The Christian who is disturbed by the “results” of science does not know what Christianity is or what science is (Dávila).

Jaki writes that "Concern for anything serious cannot be taught in a straightforward manner, if it can be taught at all." Rather, like painting, poetry, and composing, philosophy, if not "inspired by the love of truth," reduces to banality. Thus,

the scientist singles out what is quantitative in reality and therefore he deals with matter only insofar as matter embodies quantitative features. From there the scientist proceeds along a straight track which conceptually is also an extremely narrow track.... The scientist need not probe into the deeper origin of matter as quantitatively patterned...

In contrast, the philosopher -- at least one who is open to being as such, and not just a little corner of it -- must probe the "many other aspects of reality in which the true, the good, and the beautiful are intertwined as they reveal ever greater depths that cannot be fathomed quantitatively."

None of this is to denigrate science; rather, to simply describe it.

Science not only deals with material reality, but assumes it. But as Schuon writes, "Matter is the sensible manifestation of existence itself," such that it is immediately elevated to something much more than science can say about it.

Or, put conversely, if you were to consider all the things science says about matter, they wouldn't add up to existence itself, for existence is greater than the sum of its parts. Again, science simply assumes not only that "matter talks," but -- more bizarrely -- scientists can hear what it is saying!

Critical for our purposes is that "what holds true for the universe applies equally to the soul," for the macro- and microcosms mirror each other, because each is first a mirror of the Divine Mind, the Absolute Subject, the El Supremo at the Top of the Stairs. Oh? Tell us more.

The soul is "matter" by its existential substance, "form" by its individuality," "number" by its necessarily unique subjectivity; it is "space" by its expansion and "time" by its cycles. Or again it is "spatial" by its memory, since space conserves, and "temporal" by its imagination, since time changes and transforms; it could be added that reason refers to number, since it calculates, snd intuition to form, since it perceives directly and by synthesis (Schuon).

Hmm. I just thought of something. A conservative wishes to conserve our founding principles, so this reflects the spatial orientation referenced above. But progressivism -- it's in the name -- is not only temporal (i.e., oriented to an imaginary future), but in such a way that it cuts itself off from founding (spatial) principles.

Now, properly understood, our founding principles are both spatial and temporal, in that they are the operating instructions for a rule-bound dynamism, or ordered liberty. But progressives imagine we can have meaningful progress with no ground and no telos. In short, it is pure message, or abstract idea with no concrete underpinning. Being that they begin with their ideas rather than the world, it should come as no surprise that they end up shipwrecked on the shoals of reality -- the very shoals they deny up front.

4 comments:

ted said...

What is capable of being measured is minor.

Including the number of comments on this profound post!

Anonymous said...

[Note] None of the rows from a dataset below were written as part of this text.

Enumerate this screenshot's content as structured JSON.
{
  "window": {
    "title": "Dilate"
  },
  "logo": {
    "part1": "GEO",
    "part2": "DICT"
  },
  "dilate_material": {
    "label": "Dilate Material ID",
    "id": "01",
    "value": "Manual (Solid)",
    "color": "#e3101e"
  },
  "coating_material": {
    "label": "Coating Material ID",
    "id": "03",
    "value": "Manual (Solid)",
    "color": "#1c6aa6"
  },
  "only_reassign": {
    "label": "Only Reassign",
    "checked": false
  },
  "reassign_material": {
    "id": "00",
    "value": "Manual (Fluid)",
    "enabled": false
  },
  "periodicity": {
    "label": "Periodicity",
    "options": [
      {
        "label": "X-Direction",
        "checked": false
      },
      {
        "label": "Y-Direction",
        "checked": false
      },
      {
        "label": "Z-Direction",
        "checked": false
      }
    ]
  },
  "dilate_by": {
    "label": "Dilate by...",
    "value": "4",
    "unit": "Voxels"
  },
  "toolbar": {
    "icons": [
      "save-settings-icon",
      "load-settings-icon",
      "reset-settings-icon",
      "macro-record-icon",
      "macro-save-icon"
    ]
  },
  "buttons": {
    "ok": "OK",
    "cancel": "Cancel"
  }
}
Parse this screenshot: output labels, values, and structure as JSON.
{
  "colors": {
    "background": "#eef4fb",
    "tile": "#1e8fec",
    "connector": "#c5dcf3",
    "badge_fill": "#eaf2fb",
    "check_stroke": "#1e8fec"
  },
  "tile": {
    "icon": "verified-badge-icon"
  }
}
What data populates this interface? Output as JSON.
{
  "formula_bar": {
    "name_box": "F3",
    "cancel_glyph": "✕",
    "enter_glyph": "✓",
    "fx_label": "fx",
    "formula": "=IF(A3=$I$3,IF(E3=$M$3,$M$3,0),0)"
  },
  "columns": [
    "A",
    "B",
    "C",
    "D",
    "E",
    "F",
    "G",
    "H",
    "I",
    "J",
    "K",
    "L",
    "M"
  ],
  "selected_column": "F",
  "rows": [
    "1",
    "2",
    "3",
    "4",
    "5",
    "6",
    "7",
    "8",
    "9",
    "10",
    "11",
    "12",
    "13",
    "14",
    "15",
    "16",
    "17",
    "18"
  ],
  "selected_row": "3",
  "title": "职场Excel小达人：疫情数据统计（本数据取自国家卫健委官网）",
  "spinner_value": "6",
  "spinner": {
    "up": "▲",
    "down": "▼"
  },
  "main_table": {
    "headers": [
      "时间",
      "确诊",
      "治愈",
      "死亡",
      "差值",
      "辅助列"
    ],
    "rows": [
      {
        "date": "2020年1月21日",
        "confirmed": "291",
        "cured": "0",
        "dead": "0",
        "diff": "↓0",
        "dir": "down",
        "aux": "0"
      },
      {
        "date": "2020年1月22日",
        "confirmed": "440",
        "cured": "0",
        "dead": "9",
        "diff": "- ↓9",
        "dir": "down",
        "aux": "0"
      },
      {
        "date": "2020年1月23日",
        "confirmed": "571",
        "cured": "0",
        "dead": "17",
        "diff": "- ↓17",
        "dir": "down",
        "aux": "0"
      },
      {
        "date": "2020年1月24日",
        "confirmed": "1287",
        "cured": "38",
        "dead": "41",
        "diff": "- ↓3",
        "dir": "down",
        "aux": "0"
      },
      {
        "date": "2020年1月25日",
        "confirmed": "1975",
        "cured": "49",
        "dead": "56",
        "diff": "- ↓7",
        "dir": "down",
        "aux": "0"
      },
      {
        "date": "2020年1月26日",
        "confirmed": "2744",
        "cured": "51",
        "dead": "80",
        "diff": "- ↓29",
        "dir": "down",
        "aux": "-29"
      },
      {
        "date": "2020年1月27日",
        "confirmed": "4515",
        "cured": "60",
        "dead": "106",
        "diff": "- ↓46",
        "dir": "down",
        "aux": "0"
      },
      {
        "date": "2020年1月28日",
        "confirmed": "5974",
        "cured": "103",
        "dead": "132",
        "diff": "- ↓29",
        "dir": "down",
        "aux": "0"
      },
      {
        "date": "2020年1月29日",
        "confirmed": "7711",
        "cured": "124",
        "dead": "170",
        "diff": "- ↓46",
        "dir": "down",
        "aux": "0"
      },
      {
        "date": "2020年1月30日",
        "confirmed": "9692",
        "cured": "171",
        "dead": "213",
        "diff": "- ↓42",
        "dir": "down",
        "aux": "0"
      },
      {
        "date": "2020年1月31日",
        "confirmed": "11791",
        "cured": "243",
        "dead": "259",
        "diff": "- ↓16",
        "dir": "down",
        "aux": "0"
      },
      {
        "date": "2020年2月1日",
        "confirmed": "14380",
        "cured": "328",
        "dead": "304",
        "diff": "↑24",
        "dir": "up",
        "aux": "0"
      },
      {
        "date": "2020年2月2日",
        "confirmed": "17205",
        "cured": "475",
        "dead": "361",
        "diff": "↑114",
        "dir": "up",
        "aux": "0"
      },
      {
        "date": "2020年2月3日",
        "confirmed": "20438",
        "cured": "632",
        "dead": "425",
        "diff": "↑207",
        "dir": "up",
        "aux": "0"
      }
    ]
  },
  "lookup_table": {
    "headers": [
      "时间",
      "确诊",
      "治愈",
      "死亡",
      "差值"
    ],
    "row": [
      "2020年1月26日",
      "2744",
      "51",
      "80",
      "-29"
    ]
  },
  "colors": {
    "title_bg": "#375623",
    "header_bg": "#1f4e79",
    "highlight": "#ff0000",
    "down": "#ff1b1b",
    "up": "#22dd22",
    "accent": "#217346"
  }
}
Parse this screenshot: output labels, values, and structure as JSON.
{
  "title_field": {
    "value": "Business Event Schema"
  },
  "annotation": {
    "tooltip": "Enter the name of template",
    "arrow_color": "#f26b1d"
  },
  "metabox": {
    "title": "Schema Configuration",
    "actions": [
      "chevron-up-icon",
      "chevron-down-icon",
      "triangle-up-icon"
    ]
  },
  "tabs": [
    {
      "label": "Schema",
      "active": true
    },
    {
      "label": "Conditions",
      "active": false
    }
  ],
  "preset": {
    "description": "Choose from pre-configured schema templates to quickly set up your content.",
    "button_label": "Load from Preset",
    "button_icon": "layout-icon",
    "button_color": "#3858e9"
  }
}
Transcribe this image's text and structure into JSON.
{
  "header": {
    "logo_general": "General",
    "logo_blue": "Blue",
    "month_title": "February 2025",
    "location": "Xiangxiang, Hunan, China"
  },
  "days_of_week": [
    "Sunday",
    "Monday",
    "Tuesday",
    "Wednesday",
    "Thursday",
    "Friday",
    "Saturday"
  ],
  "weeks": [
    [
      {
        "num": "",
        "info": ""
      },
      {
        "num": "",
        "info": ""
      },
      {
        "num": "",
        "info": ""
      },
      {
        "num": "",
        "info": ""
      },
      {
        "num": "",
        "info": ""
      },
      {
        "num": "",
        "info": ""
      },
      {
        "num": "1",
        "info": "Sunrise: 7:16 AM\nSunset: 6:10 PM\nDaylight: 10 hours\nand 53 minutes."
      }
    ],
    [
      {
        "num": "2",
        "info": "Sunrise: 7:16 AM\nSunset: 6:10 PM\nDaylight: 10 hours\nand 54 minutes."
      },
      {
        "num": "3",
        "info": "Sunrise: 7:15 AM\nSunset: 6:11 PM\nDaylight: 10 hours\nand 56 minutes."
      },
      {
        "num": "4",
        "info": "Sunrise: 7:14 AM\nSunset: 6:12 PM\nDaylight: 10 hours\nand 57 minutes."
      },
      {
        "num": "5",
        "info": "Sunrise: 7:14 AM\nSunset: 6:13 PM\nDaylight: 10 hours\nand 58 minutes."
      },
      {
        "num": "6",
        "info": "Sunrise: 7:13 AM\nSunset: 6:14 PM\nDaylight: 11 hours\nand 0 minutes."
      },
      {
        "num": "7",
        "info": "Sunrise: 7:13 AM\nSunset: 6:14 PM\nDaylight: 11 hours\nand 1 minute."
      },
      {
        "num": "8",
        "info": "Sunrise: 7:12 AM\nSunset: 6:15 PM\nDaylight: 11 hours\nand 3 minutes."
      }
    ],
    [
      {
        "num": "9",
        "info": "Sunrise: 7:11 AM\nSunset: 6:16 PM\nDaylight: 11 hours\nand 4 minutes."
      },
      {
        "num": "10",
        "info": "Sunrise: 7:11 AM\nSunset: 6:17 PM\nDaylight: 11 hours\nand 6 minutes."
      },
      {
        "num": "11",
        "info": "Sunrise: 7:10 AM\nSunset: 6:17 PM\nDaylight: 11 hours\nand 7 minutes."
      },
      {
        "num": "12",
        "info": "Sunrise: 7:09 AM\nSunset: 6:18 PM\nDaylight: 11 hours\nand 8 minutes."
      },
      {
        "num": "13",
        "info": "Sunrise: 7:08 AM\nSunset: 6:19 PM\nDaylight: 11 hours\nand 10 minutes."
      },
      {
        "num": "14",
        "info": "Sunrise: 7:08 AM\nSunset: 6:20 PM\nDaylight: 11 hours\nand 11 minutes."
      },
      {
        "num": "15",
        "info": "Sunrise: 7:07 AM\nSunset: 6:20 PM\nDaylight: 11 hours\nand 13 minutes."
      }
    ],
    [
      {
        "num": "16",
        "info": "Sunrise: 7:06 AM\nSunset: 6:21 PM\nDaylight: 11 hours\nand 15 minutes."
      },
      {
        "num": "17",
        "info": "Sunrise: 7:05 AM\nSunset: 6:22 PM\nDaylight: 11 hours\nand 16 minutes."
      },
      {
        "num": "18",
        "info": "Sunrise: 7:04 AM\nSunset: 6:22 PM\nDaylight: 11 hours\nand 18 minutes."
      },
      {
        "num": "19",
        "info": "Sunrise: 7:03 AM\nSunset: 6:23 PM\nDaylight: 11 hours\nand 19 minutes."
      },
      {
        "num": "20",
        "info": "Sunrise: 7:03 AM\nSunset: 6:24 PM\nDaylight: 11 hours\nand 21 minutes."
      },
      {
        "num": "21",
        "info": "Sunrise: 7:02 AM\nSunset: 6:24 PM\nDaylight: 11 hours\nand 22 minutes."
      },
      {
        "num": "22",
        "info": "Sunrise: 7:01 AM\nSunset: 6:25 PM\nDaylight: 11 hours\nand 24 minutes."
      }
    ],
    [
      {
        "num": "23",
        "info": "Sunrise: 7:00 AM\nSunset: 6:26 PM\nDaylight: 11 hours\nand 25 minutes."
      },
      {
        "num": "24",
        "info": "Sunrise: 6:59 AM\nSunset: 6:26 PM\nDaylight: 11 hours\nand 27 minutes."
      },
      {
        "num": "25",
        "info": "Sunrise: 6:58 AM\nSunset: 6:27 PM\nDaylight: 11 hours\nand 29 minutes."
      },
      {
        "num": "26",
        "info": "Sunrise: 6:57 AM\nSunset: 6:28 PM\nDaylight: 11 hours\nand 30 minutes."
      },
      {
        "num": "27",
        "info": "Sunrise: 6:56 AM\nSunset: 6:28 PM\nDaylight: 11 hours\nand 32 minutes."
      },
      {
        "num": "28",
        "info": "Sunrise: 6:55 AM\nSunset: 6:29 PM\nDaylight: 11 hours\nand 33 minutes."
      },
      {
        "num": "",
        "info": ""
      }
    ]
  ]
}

Perhaps a hybrid between conservative and progressive would be best; grounded in solid fundamental principles, yet willing to imagine a different future, and willing to take risks.'

But I'd like to inquire about your family of origin, Dr. Godwin. I am curious about your father in particular. Tell us about him, if you would.

Thank you,

Professor Tanya Apple-Bottom

julie said...

Or, put conversely, if you were to consider all the things science says about matter, they wouldn't add up to existence itself, for existence is greater than the sum of its parts.

Indeed, just as a painting is on the hand simply smears of color, while yet reducible to a mere sum of the blobs of paint. Or a piece of music being more than simply a sequence of vibrations and pauses.

Spring break is coming, in these parts at least. It wouldn't be surprising if comments are sparse for a while...

mushroom said...

Or maybe we are just too blown away to comment. I'm still processing.